Indiana University’s Herman B Wells Library, whose collections are primarily focused on the humanities and social sciences, houses 4.6 million volumes. It also houses its own food court and coffee shop.
University Information Technology Services will always be available to help participants with any questions they might have. They can be reached online or on the first floor of the East Wing of the Wells Library (the Learning Commons).
For more specialized research requests, Wells Library provides the IU Scholars’ Commons, an academic service hub where our Institute participants will find the most advanced technology, resources, and expertise to help them with their Institute projects. It is located on the first floor of the West Wing of the Library.
For those participants who prefer to do their work in the evening, the Wells Library keeps late hours most of the week:
-8:00 am to 10:00 pm Monday-Thursday
-8:00 am to 5:00 pm Friday and Saturday
-1:00 pm to 10:00 pm Sunday
In addition to the Wells Library, participants will have access to specialty libraries on campus, such as the Kinsey Institute library and the Neal-Marshall Black Culture Center library.

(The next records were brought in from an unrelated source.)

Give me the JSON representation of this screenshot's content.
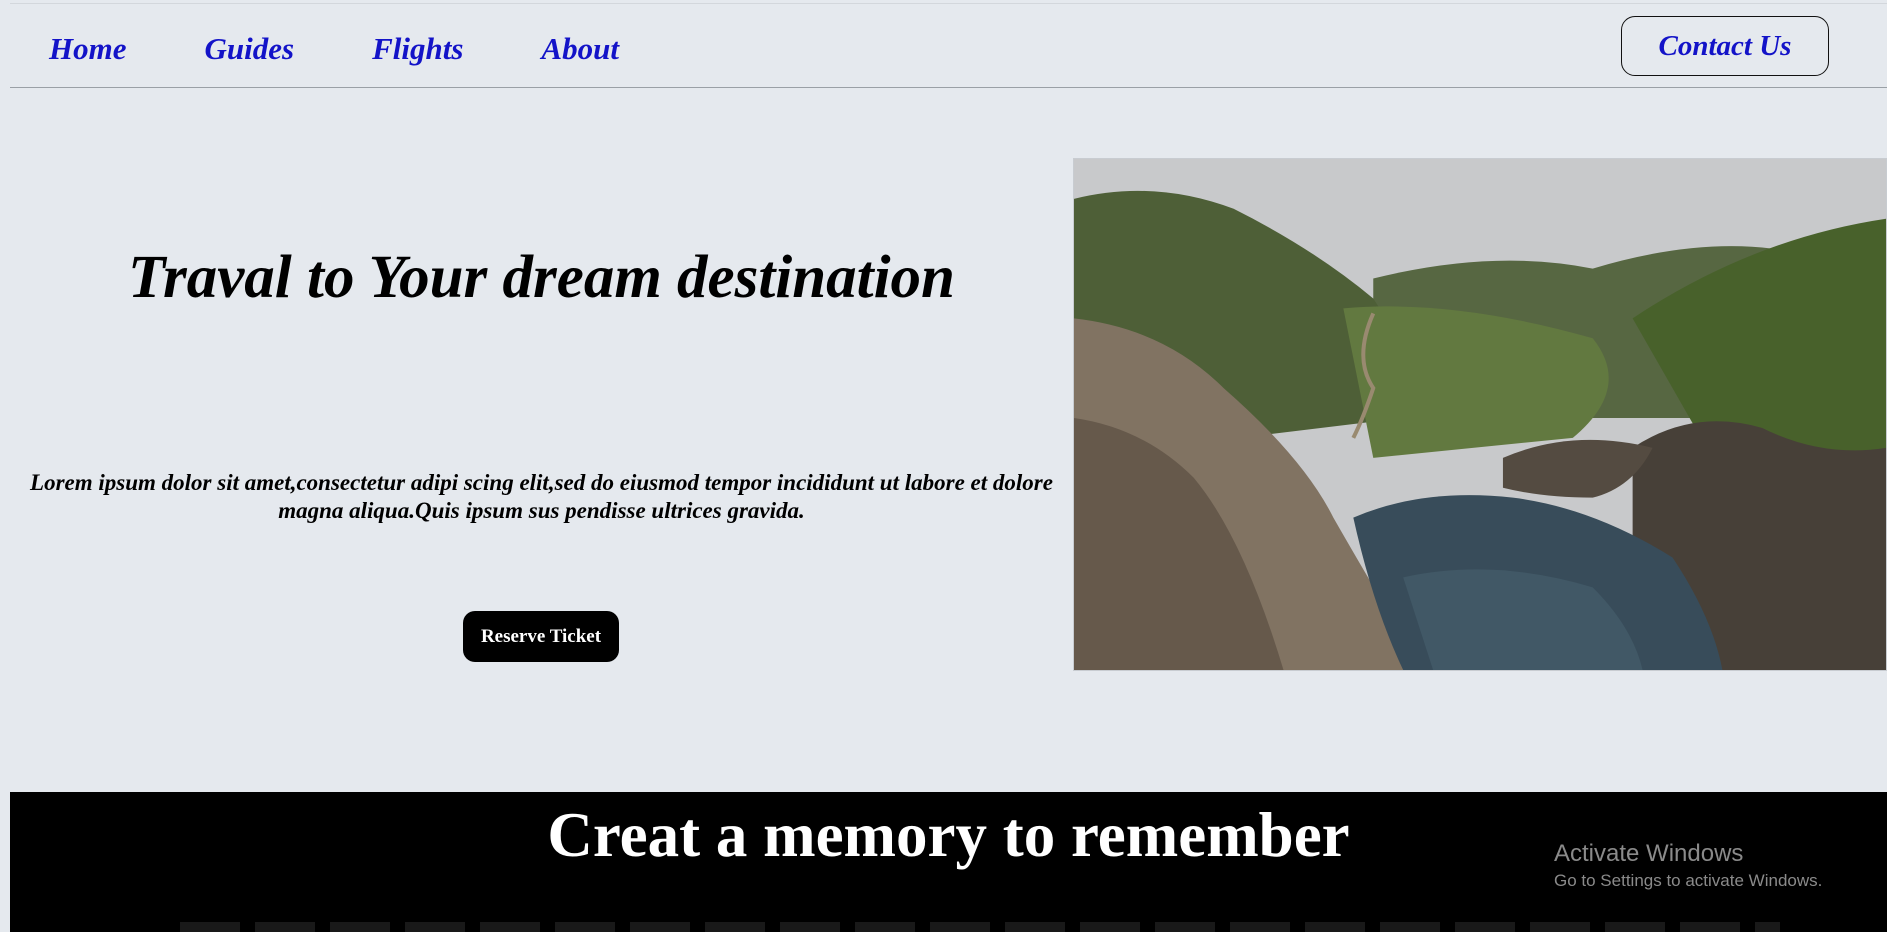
{
  "nav": {
    "items": [
      {
        "label": "Home"
      },
      {
        "label": "Guides"
      },
      {
        "label": "Flights"
      },
      {
        "label": "About"
      }
    ],
    "contact_label": "Contact Us"
  },
  "hero": {
    "title": "Traval to Your dream destination",
    "text": "Lorem ipsum dolor sit amet,consectetur adipi scing elit,sed do eiusmod tempor incididunt ut labore et dolore magna aliqua.Quis ipsum sus pendisse ultrices gravida.",
    "button_label": "Reserve Ticket"
  },
  "memory": {
    "title": "Creat a memory to remember"
  },
  "watermark": {
    "title": "Activate Windows",
    "subtitle": "Go to Settings to activate Windows."
  },
  "colors": {
    "background": "#e5e9ee",
    "nav_link": "#1313c8",
    "band": "#000000",
    "button": "#000000"
  }
}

They will also be able to request books from throughout the entire Indiana Universities network of libraries.
The Lilly Library
Indiana University’s Bloomington campus also houses the Lilly Library, whose holdings include almost 400,000 books, more than 100,000 pieces of sheet music, and more than 6.5 million manuscripts. Some highlights include a Gutenberg Bible New Testament, a Shakespeare First Folio, and a first printing of the Declaration of Independence.
For our the purposes of our seminar, the Lilly Library has extensive holdings of manuscripts, printed books, maps, and pamphlets describing travelers’ impressions of exotic lands, reporting on expeditions, and documenting the contacts between Europeans and the inhabitants of the Western Hemisphere and the Far East. The most notable of these is the Boxer Codex, a manuscript from c. 1590 that includes some of the first print descriptions of ethnic groups in the Philippines and other parts of Asia and Oceania at the time of their contact with Spanish explorers. With the help of the Lilly Library staff, we will be able to explore some of these materials together.